Dresden on the New Hampshire Grants Novr 3d A.D. 1780
May it please your Excellency—We have this moment received a paper attested by Capt. Safford of which the enclosed is a copy—its contents are to us unintelligible and alarming—we know not what construction to put on it, unless a negociation is on foot for a separate peace for the new State, which we have heard has been threatened if Congress should not acknowledge the independence of Vermont and admit them to union—Under these apprehensions we send the enclosed to your Excellency, as the consequences of such negotiation may be speedily fatal to the settlements contiguous to Connecticut river and more dangerous to the united States than the late treachery at West-point.
The enemy in number three hundred destroyed Royalton and part of Sharon in this vicinity about a fortn’t ago and took thirty prisoners—Scouts lately returned from Onion river discovered last week about one thousand of the enemy near its confluence whose object is supposed to be [Cohos] or this place—our situation at best is critical and we are in danger of being totally destroyed soon unless assistance is granted for our defence.
Our apprehensions respecting the enclosed may be groundless, but our fears are great.
I write this in behalf of the General Committee on the grants contiguous to Connecticut river, and have the honor to be with highest sentiments of duty and esteem Sir Your Excellencys most obedient and most humble Servant
Joseph Marsh Chairman
DLC: Papers of George Washington.
30 October 1780
I received a letter from General Allen last evening informing that the evening before he received a flag from the British troops at Crown Point with letters of importance from the commander in chief at Quebec—Major Carlton hath pledged his faith that all hostilities on his part shall cease during the negociation, and he expects the same on our part—You are therefore carefully to observe the rules of war and give strict orders to your scouts and troops to govern themselves accordingly.
A copy of this letter you will forward to the troops stationed on your side of the mountain in this State—I shall inform you of every move necessary for you moving on this side of the mountain.
If the spirit of this letter were made known to the inhabitants on your side of the mountain it would be well.
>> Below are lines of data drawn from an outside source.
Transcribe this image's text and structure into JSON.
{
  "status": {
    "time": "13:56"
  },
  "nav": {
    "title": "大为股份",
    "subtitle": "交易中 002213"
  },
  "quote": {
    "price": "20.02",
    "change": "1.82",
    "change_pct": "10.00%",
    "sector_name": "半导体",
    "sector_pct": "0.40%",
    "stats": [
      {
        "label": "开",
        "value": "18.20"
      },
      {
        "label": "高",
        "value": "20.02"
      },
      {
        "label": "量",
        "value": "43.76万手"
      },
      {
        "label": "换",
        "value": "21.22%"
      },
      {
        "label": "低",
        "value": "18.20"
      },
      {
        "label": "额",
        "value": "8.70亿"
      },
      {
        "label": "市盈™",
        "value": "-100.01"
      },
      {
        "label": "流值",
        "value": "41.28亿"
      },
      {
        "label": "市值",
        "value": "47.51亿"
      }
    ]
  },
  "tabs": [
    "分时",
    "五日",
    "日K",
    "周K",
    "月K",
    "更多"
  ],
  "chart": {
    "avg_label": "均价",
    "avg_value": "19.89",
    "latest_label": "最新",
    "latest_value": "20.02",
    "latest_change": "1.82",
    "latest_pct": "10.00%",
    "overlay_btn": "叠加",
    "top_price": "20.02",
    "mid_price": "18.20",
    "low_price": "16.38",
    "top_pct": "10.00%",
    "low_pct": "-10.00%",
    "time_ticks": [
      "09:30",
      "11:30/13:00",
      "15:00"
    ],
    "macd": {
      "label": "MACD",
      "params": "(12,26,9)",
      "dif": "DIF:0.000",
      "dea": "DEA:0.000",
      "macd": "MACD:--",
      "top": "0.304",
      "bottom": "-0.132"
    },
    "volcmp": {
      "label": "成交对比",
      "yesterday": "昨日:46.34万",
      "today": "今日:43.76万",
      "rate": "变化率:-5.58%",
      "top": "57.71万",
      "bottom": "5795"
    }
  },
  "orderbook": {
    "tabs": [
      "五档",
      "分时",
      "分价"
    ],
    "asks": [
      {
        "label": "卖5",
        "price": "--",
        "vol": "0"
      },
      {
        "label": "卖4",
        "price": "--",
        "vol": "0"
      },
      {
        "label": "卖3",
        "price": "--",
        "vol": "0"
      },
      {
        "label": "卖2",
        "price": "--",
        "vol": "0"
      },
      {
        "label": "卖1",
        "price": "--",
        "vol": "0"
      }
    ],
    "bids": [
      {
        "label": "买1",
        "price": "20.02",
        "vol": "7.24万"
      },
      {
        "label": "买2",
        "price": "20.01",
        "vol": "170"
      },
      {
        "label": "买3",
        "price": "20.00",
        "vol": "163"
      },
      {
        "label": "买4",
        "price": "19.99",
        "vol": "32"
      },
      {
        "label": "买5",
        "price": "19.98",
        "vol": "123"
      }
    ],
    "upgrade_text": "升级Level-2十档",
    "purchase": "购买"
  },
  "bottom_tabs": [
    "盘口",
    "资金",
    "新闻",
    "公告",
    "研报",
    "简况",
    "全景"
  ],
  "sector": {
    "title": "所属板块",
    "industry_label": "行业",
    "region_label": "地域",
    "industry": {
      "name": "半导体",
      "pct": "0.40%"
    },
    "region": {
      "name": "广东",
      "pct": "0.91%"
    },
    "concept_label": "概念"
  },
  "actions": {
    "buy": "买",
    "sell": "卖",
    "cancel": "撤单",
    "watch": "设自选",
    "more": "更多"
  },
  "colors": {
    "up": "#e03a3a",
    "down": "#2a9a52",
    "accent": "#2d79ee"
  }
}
I am dear Sir Your humble Servant
Ebenezer Allen Major Comdt
The above is a true copy from an extract attested by the above name Jesse Safford comanding a party of Men raised by the new State & stationed at Bethel on White river.
Taken by desire of the General Committee on the New Hampn. Grants contiguous to Connecticut river—Attestn
Bezr: Woodward Clerk